“I’d like that. It wouldn’t happen to be on the way to Oklani?”
“Even if I were to come with you, I’m afraid it would be wise to steer clear,” Biggs was confused by her response, “Firstly, as Keb said, I won’t be going with you. Second, well, much like you had problems as a youth, so did I. Thus, my current role finds me as an outcast of the Robandy.”
Biggs just nodded his head.
Kafira smiled, “Once we have found Spratt, I will deal with my concerns.”
“I really thought you were through with us.”
Kafira’s voice hardened, “That was merely anger. I would never abandon you, although I was tempted to take an eye.”
Biggs laughed heartily, “An eye! Nice one.”
“That wasn’t a jest.”
Biggs stopped laughing.
“Never again offend me or cause me to lose face,” Kafira poked her claw at Biggs’s chest even harder this time, “Got it?”
Keb came onto the rooftop, “My friends, how did it go?” The long looks on their faces betrayed their difficulties.
Kafira made eye contact with Keb, “May we talk privately?” Kafira looked back towards Biggs as she walked towards Keb, “Thanks for speaking with me in my own language. I didn’t know you could speak Robandy. That really helped.”
Biggs smiled, but had no clue what Kafira meant. “No problem.”
“I should square a few things with Keb before we are ready to find Nedra.”
Keb and Kafira left the rooftop without another word. Winter, still sitting at the table, grabbed a napkin and wiped her mouth. Biggs walked over and took a moment to bask in the warm sunlight.
Winter stared impassively for moment before giving him a glowing smile, “Good job, Phil,” she winked, “You really knocked that one out of the park.”
“I didn’t do anything special, really. I talked from the heart. She seemed to like that.”
“It wouldn’t hurt if you dropped the silly façade a little more often.”
Biggs looked hurt at Winter’s comment.
She continued, “I’m not saying to stop altogether. I actually find you funny.”
“Occasionally,” she cautioned.”
Biggs nodded his head then continued, “I did find one thing awfully strange.” Biggs took a sip of the coffee-like drink, “Kafira thanked me for speaking in her people’s language.”
“Really? Very interesting.”
“How could the stone change languages?

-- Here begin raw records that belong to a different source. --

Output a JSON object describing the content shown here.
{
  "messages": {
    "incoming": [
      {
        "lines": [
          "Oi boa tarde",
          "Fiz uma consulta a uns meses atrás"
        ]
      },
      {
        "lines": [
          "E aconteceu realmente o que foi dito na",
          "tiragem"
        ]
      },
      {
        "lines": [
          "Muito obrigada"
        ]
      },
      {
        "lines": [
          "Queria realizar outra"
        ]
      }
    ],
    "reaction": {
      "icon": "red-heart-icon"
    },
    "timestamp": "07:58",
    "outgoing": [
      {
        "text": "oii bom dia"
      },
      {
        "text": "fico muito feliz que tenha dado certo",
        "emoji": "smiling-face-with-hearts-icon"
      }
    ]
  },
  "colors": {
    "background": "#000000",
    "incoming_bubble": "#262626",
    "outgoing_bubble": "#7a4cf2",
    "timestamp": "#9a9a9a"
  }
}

I mean we were clearly speaking something else before now. You know?”
She stood and patted Biggs on the shoulder, “You did great. I don’t want to try and figure things out right now. Just remember, that stone may make the words intelligible but I seriously doubt it can put thoughts in your head.” Winter walked away and looked down on the city below. “You’ve proven you’re as capable as Spratt or me. If you start to think before you act, we’ll be better than fine.”
“Major, I’ll be honest. I’m terrified. More terrified than I’ve ever been.”
Winter gazed at the horizon, “Could you just call me Winter? The name sounds more appropriate for Taru,” she turned and looked deep in Biggs’s eyes. “I’m probably more afraid than you are. It’s a bit of a stereotype in life-or-death situations, but being afraid is good. Fear of failure, fear of death, and good old terror will keep us sharp and, hopefully, alive. Just close your mouth a bit more.”
As if on cue, Keb and Kafira returned to the rooftop.
“My friends, time is of the essence,” Keb waved them forward, “Come inside quickly.”
Biggs turned to Winter as they descended the staircase into the house. “Winter,” he paused as if taking a moment to tryout the name, “I think we should both go the last name route here in Taru. So, could you call me Biggs?”
Winter smirked, “Sure. I’m just glad you didn’t want to be called Luke Skywalker.”
Biggs smiled, “Don’t be silly. When we find him, I’m sure Spratt will want to be known as Chewbacca or something else ridiculous. Me? I don’t go in for all that geeky foolishness.”
Winter wrapped an arm around Biggs as the two went down the stairs laughing for the first time in a long while.